Even in the political realm, you may have heard Christians say that they wish the government would get out of the welfare business, as they believe it is the church’s job to help the poor, not the governments. After all, we have such a great example of the church doing this in the book of Acts. Yet many of the same people attend churches that do very little to help the poor.
Awhile ago I wrote about the endeavour of one of our sister churches. Grace Community Church in Aylmer, Ontario, and how they are starting the process to sponsor a refugee family who has been displaced because of the violence of the Islamic State. In a conversation with their pastor, Randy Fehr, he told me, “Our priorities are revealed in the choices that we make.”
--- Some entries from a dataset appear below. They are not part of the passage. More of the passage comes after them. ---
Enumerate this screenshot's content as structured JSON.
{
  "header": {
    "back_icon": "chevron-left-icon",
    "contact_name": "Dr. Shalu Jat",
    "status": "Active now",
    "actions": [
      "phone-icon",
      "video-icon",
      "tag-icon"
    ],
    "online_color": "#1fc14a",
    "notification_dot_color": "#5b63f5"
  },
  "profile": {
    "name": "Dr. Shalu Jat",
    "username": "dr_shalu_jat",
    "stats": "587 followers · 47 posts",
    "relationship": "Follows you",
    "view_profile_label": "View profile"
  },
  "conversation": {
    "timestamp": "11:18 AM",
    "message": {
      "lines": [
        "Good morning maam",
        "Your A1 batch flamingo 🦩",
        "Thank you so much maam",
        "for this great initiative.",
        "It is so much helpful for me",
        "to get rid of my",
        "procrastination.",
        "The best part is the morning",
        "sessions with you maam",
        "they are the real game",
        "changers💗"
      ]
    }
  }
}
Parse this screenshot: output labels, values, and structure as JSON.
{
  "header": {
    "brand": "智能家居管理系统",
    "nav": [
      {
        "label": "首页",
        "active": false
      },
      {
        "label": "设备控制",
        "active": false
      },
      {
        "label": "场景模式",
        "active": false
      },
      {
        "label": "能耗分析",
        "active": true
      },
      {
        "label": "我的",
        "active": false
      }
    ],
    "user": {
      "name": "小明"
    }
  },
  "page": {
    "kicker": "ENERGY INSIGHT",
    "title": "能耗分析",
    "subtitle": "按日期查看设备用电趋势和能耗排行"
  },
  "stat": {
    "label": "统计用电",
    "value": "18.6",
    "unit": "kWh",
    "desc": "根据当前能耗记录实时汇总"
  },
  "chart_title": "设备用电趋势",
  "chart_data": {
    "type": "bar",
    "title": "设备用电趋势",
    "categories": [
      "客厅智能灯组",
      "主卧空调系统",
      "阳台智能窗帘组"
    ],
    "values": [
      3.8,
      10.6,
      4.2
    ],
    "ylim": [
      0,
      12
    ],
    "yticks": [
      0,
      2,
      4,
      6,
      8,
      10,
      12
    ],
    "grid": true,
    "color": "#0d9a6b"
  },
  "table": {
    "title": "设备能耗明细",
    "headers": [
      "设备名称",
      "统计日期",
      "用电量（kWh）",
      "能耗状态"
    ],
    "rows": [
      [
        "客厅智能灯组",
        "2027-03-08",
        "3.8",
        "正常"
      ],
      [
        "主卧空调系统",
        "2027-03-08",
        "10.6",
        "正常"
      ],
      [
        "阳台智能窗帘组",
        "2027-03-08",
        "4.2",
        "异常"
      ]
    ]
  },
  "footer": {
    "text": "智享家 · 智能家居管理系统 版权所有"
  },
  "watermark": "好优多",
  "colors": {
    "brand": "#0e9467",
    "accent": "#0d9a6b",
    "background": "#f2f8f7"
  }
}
What he meant was that our beliefs are only really our beliefs if we are willing to put our money where our mouth is. Our true priorities, or our true beliefs, are betrayed by our actions. If we profess to loving our spouse, but then never spend any money caring for their needs and neglect their well being, then our love is rightly called into question. Likewise, if we profess to believe one of the roles of the church is to be a group of people that help the less fortunate, yet only spend money and time on our own internal programs, then our true beliefs are revealed. If we really do believe that is important for us to help the poor, it will be shown in our actions. “Our priorities are revealed in the choices that we make.”
Do the actions of our church align with what we profess to believe? If not, something needs to change. Do our actions need to change, or do our beliefs? By and large I think the professed beliefs of our community are good and do not need to change, at least not by much. But do our actions line up with that? Do our actions reveal that our priorities are what we claim they are? Or do they need work?
Luke 6:43-45 says “No good tree bears bad fruit, nor does a bad tree bear good fruit. Each tree is recognized by its own fruit. People do not pick figs from thornbushes, or grapes from briers. A good man brings good things out of the good stored up in his heart, and an evil man brings evil things out of the evil stored up in his heart. For the mouth speaks what the heart is full of.”
It is true that the mouth speaks what the heart is full of. I think it is equally true that this principle applies to other areas of life. I believe our actions, as well as our words, reveal what is in our hearts. Matthew 6:21, “For where your treasure is, there your heart will be also.” Where is our treasure? Is it in our own bank accounts? Or is it wherever our Lord is? If our treasure is our relationship with God, then shouldn’t our treasure be wherever He is? And if our treasure is wherever God is, whom we profess to follow, then we will be investing our time and our money as offerings to our Lord, which will include giving it to the poor and the needy. For Grace Community Church, this has come to include a family in need on the other end of the world, a family who GCC can give a home to.
I know that no church does this perfectly, but my hope is that we can be a people who put our money where our mouth is. I hope that we can be a church who’s professed priorities are revealed not only in paper and in words, but also in the way we spend our money and time, and in the way we treat other people. So go ahead: put your money where your mouth is.